There is nothing I enjoy photographing more than the majestic oaks that are so much a part of the landscape of South Louisiana. My files are bursting with photos of trees taken all over the area, most of them moss covered and massive. There are some special trees that I return to again and again, not expecting them to change, but hoping to catch them in a different light or from a new angle. Or maybe not. There are certain trees that have made dozens of appearances on my phone or computer, and honestly, they look almost identical in each shot. And I keep every single one. My obsession spans just over two decades, which, not so coincidentally, is when I moved to the area.

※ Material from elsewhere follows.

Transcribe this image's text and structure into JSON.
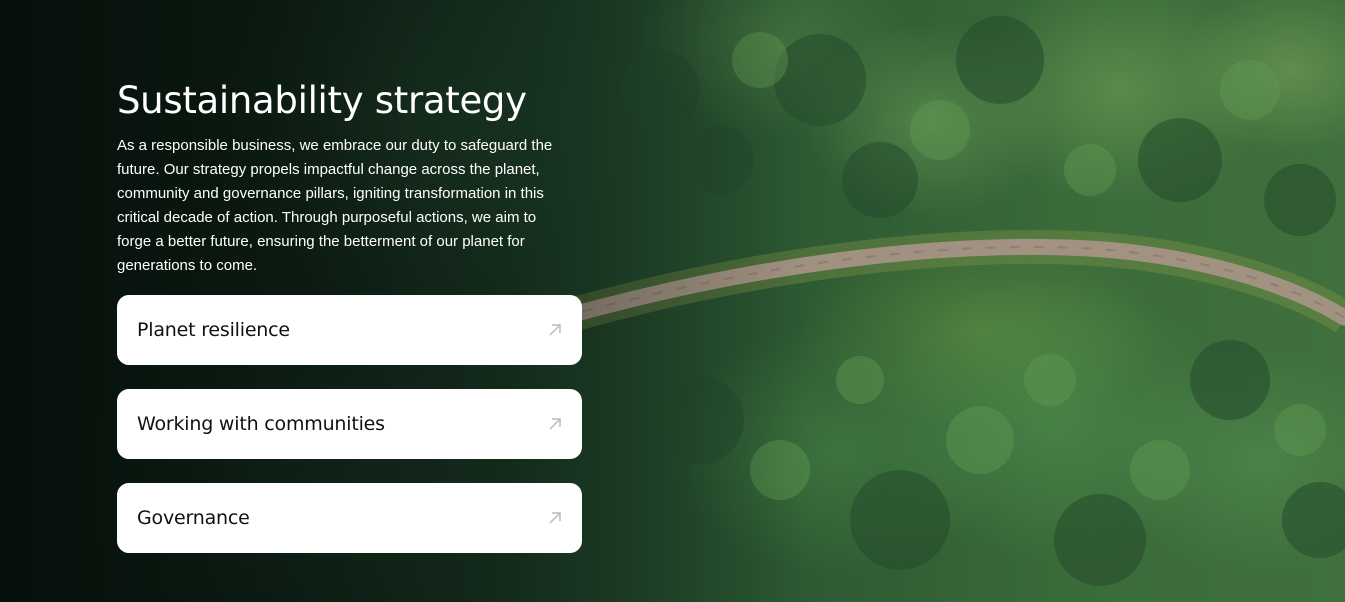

Many people who follow my antics assume I am from New Orleans, and while I truly believe that my soul is, the rest of me is all Texan. I was born in the piney woods of East Texas, however, my family moved to the Texas Panhandle when I was barely more than a toddler. The sweeping plains, dotted with cattle and an occasional windmill, were what I knew as home. The Panhandle is known for its wonderfully nice people and beautiful sunsets that you can see clear to the next county (yes county…not parish), but as far as trees are concerned, you may want to look elsewhere. Of course there are some trees in the Panhandle. People plant small trees in their yards or along their property lines, which will often grow quite tall, providing plenty of necessary shade on those hot summer days. There are also mesquite “trees” that are indigenous to the area, although you’re probably not going to want to throw a blanket on the ground and enjoy a picnic lunch under a mesquite. (Ironically, one section of my hometown is made up of streets named for trees. This has nothing to do with anything, other than it is actually pretty amusing to me now.) Bottom line, it is not as if I had never seen a tree before moving to Louisiana. I had seen plenty. I had just never seen a TREE.
I remember my first encounter with one of those beautiful oaks while walking along the Mandeville lakefront. We had a new baby and were having a family portrait taken on an unseasonably cold November day. The photographer placed us in front of a giant, moss-covered oak, and I was humbled by its enormity. (The photos weren’t great, but the tree looked fantastic.) I have returned to that tree hundreds of times over the years, and I am equally blown away every time.
In addition to those lakefront trees, one of my favorite sights is a giant oak taking center stage in front of a home. Sometimes it’s a small cottage, that appears to have known since its beginning that it would not the be star of the show, and other times, it is a relatively large home that tried its best, but simply could not compete. In many instances, the house virtually disappears under the shadow of the tree’s outstretched limbs. Even the mansions on St. Charles have to fight for the spotlight. (By the way, there are few streets more beautiful than St. Charles Avenue. Walk it or take the streetcar down.)
Perhaps the greatest collection of these massive oaks is in City Park in New Orleans. http://neworleanscitypark Until you have seen these behemoths for yourself, their branches stretching twice as wide as they are high, many of which reach and spread across the ground, you can not appreciate their magnificence. They date back hundreds of years, and have withstood floods, hurricanes, and a whole lot of people, with only minor scars. Photos just do not do them justice, but I’ll share some with you anyway. And if you have not had a chance to see them in person, take a break from the French Quarter on your next visit. I promise you won’t be disappointed.
(Check out more of these beauties on Instagram at nolajules68)